<<<<
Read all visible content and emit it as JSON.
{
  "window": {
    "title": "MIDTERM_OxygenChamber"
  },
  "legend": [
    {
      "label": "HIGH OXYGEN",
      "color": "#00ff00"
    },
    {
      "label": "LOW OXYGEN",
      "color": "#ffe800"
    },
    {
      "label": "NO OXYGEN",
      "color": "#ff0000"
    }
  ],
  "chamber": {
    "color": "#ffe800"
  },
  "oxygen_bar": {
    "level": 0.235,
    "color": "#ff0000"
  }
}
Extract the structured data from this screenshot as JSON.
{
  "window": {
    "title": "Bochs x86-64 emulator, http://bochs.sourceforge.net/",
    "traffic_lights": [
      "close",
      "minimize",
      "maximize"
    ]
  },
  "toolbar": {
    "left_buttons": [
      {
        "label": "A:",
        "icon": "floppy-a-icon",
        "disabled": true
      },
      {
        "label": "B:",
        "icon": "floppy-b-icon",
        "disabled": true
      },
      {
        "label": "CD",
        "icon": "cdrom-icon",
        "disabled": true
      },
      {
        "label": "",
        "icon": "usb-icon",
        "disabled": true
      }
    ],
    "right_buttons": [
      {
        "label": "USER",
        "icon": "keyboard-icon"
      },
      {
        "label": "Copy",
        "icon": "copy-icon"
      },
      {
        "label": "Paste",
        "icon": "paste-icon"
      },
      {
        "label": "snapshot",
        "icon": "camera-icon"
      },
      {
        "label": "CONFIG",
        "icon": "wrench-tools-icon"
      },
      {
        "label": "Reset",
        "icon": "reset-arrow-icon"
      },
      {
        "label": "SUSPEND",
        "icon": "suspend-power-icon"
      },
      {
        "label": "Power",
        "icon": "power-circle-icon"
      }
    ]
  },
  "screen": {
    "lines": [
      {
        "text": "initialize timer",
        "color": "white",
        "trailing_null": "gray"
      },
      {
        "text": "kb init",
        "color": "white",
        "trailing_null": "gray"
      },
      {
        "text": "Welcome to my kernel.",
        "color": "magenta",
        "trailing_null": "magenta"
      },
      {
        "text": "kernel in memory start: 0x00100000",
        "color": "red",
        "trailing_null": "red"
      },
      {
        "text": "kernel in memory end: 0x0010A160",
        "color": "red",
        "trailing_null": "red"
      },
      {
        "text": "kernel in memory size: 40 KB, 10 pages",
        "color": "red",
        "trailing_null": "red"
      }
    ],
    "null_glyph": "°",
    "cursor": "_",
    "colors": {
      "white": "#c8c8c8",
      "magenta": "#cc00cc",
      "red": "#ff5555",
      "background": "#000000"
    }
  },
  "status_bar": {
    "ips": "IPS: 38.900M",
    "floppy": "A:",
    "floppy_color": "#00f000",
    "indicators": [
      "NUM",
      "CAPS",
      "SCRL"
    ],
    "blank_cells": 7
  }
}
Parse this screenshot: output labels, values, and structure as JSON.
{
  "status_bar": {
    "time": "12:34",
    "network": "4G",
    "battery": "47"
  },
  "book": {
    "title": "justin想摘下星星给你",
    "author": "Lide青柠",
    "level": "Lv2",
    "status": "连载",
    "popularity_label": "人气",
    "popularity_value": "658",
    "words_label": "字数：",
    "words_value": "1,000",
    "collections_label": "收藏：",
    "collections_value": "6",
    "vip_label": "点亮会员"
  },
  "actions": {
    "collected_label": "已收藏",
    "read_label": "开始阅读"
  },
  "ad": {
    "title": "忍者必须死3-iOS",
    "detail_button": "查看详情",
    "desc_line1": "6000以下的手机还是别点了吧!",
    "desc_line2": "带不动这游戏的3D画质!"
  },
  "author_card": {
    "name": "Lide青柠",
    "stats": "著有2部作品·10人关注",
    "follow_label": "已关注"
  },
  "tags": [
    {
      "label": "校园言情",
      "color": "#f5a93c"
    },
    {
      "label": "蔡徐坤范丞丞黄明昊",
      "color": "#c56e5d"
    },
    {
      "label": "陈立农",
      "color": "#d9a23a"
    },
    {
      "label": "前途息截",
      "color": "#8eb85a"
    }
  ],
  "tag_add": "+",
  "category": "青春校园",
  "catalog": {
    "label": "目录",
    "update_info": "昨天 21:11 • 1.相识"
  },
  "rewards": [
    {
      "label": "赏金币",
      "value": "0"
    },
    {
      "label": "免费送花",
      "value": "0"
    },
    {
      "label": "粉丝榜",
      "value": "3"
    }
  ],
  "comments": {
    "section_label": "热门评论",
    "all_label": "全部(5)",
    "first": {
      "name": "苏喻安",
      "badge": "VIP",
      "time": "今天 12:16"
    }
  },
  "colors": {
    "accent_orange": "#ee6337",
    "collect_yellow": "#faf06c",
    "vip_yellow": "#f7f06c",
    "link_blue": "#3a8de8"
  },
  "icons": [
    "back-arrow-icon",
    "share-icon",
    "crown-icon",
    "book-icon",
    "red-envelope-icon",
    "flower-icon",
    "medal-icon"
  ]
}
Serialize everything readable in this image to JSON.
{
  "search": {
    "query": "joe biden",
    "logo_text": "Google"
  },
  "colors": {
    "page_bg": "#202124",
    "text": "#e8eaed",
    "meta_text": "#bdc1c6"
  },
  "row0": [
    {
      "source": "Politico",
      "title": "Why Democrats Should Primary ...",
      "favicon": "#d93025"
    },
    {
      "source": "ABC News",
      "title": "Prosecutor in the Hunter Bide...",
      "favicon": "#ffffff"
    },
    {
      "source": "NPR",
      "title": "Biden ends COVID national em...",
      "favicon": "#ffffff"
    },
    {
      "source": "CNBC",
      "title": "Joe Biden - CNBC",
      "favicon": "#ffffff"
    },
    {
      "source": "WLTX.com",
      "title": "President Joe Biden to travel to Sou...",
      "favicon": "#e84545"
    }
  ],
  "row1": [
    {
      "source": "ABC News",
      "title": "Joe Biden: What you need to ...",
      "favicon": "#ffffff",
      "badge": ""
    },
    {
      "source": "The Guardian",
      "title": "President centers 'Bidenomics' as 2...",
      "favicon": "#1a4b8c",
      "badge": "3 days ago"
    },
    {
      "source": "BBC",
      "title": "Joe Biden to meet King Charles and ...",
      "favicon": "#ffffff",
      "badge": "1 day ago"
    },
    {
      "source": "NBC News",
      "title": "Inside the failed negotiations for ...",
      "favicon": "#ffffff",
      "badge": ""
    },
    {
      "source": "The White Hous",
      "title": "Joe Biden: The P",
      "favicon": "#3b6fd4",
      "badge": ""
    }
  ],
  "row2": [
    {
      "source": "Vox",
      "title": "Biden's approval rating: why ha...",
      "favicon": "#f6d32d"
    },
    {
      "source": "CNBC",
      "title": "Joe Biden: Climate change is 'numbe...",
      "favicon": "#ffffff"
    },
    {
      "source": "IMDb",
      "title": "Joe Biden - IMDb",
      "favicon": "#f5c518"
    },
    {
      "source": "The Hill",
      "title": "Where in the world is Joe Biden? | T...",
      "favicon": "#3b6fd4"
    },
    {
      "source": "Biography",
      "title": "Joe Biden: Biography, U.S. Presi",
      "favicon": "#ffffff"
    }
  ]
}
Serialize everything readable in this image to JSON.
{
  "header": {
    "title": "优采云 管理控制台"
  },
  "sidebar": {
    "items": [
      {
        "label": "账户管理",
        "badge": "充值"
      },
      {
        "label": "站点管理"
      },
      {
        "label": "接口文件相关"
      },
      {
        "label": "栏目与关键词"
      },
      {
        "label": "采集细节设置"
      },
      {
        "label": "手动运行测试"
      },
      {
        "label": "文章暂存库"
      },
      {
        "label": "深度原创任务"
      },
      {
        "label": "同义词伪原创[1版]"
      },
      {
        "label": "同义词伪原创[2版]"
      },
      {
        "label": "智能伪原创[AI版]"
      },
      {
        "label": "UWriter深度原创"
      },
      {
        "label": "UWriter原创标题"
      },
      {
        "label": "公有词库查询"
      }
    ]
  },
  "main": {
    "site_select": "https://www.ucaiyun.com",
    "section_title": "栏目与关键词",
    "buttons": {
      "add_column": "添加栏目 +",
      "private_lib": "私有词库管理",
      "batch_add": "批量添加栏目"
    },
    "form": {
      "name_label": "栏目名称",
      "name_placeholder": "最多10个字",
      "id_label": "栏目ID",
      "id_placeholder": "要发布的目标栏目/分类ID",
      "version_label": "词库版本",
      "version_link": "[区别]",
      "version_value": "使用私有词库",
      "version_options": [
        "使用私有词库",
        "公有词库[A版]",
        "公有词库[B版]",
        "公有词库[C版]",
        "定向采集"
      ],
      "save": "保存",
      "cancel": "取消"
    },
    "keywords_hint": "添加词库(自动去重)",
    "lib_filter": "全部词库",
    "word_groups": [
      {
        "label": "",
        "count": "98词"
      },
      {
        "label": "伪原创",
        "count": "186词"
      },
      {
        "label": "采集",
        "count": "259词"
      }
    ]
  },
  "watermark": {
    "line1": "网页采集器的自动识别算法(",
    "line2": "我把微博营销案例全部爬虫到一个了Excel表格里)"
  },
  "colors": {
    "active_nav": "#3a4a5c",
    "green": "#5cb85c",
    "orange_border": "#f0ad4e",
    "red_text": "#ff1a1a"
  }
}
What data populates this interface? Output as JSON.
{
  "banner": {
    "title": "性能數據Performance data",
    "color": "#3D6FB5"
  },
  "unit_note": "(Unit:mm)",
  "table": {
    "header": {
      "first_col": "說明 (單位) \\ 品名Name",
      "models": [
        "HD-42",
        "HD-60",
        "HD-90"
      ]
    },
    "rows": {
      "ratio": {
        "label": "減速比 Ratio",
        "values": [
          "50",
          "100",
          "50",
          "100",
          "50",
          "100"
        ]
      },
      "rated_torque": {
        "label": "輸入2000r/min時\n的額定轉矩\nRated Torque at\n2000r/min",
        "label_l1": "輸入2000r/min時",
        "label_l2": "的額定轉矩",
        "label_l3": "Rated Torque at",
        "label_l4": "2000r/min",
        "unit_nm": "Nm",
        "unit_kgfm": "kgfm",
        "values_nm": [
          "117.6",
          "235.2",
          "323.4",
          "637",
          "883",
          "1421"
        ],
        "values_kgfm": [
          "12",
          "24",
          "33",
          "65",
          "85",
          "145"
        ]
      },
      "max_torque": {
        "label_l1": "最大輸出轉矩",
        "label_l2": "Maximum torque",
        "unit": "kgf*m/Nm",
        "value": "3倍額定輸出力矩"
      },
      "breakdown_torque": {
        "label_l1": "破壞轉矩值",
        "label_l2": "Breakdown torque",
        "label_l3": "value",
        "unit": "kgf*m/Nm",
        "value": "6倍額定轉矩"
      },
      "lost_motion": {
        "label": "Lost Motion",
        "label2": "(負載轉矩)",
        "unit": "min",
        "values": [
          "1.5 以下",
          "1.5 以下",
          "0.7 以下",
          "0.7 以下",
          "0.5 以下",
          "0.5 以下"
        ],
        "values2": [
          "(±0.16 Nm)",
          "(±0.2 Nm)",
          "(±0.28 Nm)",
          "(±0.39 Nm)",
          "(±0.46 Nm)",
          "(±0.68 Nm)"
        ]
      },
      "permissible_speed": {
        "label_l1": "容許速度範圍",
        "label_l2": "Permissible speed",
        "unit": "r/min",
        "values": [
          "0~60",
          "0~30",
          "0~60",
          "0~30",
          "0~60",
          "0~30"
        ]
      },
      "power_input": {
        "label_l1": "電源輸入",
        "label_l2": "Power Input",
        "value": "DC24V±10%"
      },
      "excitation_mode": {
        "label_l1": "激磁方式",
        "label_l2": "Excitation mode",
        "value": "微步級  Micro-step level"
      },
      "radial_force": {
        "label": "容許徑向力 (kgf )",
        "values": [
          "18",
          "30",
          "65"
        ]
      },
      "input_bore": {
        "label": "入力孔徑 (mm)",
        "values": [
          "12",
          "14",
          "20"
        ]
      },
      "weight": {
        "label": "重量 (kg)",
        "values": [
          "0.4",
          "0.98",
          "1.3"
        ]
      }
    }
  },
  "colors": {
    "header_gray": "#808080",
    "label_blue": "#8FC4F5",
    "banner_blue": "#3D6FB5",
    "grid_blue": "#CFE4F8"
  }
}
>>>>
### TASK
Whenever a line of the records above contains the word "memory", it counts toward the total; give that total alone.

### SOLUTION FOR THIS PROBLEM
3